Kalan.FrFr Praises Jazmine Sullivan &Suggests They Collab Together We’dMake ‘Some Dope Music’
“I wouldn’t really even say I’m special. I’m just blessed,” Kalan.FrFr says during an EXCLUSIVE interview with HollywoodLife. His fans and followers might disagree with that assessment. The Carson, California native has been working hard to become one of the next big names in hip-hop. After building a buzz on the back of his 2018 releases (Hurt and TwoFr), Kalan.FrFr. signed with Roc Nation, put out his debut album (TwoFr 2 and the recently released extended version), and was named one of Billboard’s Emerging LA artists for 2021. He also just teamed with Bobby Fishscale on the new song/video “Role Models.” When Kalan says “the sky’s the limit” to his success during the interview, it feels like he’s not lying. There’s a confidence and a coolness to Kalan.FrFr, a natural charm that hints that this man’s about to blow up in ways no one has thought.
So, how is he going to get to that next level? A well-timed, high-profile collab might do the trick, and as Kalan tells HollywoodLife, he has a few people he’d love to work with. “I got a couple of songs I want Jazmine Sullivan on. She hard,” he says when asked if he would work with female rappers/singers in the future. “I like her voice. But like I like a lot of female artists. I like Kehlani. I like Jhene Aiko. I like Summer Walker. And you know, it’s just, you know, if, if I’m lucky enough to be able to work with them one day. I hope we just make some dope music.”

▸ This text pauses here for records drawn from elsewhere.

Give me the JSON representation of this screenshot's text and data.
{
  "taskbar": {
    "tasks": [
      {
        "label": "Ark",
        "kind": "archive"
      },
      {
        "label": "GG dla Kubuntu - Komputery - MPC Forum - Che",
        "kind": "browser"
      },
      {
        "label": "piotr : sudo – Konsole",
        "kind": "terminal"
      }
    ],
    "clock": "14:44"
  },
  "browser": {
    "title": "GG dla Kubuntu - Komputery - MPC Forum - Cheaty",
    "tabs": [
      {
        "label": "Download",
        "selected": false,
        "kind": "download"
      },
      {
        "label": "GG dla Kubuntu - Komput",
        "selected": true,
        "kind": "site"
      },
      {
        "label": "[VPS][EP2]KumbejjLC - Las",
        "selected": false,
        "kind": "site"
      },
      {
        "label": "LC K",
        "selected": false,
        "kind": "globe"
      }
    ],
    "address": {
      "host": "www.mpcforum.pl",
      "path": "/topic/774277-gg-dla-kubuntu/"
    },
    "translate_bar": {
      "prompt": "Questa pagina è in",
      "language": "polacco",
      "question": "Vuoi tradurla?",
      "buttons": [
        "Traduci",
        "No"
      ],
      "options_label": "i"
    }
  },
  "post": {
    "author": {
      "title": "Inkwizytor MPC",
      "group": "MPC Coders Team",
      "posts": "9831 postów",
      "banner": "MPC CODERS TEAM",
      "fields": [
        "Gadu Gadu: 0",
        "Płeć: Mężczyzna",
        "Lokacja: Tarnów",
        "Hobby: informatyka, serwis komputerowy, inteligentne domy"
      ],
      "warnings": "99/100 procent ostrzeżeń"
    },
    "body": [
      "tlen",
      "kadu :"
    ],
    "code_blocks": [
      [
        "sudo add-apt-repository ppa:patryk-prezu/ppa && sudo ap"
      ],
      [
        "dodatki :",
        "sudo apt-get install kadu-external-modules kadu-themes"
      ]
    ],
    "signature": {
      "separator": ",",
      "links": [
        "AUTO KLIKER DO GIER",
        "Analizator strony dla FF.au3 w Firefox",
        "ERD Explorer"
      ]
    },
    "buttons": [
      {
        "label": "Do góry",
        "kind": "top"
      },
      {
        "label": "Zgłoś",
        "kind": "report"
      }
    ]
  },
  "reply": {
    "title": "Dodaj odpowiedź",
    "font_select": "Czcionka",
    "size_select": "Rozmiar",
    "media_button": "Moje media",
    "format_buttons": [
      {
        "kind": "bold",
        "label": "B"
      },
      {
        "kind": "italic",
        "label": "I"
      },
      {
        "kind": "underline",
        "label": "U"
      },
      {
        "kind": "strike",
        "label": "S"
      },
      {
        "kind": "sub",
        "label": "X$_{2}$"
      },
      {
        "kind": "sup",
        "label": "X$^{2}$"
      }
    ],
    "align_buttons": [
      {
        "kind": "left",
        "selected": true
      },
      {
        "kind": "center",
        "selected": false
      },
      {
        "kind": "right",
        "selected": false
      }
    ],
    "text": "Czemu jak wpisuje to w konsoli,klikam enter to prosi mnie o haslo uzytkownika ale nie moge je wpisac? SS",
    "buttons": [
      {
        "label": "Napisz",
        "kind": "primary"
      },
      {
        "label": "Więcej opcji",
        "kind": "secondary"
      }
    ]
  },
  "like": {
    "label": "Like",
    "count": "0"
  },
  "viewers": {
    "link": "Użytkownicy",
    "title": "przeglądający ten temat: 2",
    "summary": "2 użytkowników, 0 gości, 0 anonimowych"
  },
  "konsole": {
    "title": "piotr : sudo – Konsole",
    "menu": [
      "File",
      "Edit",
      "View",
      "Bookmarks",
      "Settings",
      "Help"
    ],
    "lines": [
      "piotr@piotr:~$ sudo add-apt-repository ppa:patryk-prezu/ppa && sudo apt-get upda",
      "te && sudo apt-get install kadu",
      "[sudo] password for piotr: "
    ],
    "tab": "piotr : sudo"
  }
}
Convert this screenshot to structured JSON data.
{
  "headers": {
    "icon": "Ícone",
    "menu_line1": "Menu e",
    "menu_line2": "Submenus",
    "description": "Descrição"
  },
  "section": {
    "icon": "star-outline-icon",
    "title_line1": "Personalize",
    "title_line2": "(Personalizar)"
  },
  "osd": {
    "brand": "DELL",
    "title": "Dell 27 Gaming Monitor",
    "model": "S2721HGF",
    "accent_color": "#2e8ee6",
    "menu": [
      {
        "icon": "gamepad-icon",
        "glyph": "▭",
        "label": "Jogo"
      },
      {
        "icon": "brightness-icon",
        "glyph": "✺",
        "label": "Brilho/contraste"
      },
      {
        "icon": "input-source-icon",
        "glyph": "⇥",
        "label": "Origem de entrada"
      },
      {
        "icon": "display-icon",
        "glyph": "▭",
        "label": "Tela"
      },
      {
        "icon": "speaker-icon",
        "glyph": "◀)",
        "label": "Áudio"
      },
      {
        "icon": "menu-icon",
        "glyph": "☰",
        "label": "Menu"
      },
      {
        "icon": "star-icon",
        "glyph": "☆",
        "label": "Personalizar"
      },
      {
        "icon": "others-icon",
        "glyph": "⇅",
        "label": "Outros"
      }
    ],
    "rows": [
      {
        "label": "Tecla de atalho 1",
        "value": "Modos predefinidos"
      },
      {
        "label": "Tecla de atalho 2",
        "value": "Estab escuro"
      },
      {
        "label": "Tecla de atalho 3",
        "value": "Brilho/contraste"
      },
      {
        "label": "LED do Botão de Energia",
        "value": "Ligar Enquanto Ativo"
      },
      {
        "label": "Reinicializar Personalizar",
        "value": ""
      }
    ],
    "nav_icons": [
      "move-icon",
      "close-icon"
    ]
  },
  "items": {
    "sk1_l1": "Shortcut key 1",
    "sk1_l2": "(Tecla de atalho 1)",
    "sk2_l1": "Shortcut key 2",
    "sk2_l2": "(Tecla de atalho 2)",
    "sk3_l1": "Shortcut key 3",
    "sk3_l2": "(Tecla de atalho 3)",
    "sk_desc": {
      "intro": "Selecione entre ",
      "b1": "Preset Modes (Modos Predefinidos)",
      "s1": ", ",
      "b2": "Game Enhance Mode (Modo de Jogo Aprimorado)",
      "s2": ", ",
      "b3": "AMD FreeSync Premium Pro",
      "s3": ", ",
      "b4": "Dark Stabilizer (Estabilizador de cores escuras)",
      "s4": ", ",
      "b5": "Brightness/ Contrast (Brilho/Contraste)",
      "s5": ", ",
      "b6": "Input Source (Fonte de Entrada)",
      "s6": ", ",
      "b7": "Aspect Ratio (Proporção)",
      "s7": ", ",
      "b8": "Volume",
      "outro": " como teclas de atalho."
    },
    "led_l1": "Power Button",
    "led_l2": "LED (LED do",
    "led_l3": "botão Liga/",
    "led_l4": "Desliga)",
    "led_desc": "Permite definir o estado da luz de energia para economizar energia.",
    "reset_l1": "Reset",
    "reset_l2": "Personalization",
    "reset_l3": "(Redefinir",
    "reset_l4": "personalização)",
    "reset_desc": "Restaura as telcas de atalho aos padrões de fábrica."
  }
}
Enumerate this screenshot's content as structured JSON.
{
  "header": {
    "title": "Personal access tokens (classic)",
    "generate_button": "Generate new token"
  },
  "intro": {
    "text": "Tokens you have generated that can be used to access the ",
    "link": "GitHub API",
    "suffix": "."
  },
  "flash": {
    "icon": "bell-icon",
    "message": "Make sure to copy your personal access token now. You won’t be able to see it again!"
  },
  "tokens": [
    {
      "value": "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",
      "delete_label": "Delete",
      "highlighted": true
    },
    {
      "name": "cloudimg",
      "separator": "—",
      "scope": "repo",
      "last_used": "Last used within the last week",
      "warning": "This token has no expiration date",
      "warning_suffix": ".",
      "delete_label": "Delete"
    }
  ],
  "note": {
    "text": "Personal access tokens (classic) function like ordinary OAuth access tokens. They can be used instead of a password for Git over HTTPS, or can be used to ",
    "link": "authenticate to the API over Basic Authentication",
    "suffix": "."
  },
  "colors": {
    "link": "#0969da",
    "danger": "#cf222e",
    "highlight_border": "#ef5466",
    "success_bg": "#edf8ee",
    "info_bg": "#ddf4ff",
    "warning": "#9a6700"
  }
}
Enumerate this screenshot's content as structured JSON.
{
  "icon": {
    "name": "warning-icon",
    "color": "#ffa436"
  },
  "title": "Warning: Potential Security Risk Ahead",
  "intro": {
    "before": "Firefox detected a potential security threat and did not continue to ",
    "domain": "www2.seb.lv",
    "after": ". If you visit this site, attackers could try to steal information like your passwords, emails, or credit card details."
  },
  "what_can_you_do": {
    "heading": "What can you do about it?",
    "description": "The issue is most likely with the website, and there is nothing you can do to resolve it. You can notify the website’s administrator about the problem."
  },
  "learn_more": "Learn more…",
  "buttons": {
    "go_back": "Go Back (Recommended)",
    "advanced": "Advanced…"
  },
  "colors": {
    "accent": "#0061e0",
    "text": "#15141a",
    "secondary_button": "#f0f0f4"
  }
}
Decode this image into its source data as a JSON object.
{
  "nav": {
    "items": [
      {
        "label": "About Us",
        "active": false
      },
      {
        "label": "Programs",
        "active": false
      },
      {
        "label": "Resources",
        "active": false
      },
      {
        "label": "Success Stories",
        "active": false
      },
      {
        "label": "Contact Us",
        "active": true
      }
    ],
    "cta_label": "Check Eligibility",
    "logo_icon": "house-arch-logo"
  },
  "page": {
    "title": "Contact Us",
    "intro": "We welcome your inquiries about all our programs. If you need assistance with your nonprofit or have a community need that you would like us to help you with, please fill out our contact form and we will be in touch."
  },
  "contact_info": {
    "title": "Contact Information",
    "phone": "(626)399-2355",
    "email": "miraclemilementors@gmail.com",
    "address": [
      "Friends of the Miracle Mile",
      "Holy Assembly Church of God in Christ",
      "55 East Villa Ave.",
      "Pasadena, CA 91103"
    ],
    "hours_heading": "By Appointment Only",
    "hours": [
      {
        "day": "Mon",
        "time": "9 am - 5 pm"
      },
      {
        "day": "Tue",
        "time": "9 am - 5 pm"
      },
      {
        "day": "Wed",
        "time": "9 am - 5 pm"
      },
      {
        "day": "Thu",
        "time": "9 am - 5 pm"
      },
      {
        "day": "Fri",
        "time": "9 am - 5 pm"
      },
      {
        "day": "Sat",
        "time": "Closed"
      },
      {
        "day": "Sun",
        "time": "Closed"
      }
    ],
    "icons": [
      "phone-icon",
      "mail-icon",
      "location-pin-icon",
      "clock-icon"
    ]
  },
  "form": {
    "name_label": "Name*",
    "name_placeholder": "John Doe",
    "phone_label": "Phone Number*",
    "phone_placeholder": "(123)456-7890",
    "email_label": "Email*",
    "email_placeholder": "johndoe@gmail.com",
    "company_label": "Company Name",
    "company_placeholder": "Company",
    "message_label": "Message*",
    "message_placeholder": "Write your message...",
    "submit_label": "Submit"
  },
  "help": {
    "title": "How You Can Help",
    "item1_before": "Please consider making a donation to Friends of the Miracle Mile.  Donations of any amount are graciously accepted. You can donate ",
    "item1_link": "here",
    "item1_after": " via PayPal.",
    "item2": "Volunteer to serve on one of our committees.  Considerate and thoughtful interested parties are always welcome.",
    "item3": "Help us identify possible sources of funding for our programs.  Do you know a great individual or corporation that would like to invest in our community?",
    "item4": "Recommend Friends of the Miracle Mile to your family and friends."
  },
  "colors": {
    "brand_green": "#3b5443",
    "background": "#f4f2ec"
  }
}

If there’s something Kalan knows, it’s how to make some “dope music.” That, and being 100% authentic. “I like to keep it real, you know,” he says. Realness is important to Kalan, who emphasizes that his music shows “my real feelings, my real emotions — you know, I’m really Kalan. That’s my real name. We just stand on everything we believe in. That’s the part of the ‘too for real’ movement. I’m from Los Angeles, California, and you know we just hold it down [in LA.] You know, just everything that got to do with for real.”
Kalan also expanded on the LA scene. “There’s a lot of hard artists out of LA,” he says. “It’s not our fault that we get stuck in the box. It’s just we just got a different sound, a different way of living. It’s just because of where we come from….it just happens that everybody wants to come to LA. So we get hit with everybody’s music too. You know what I mean? So as long as we just tapping in and just make sure with other people, the sky’s the limit. It’s the beginning. It’s the expansion and the growth — it’s like, there’s no limit on that. No cap.”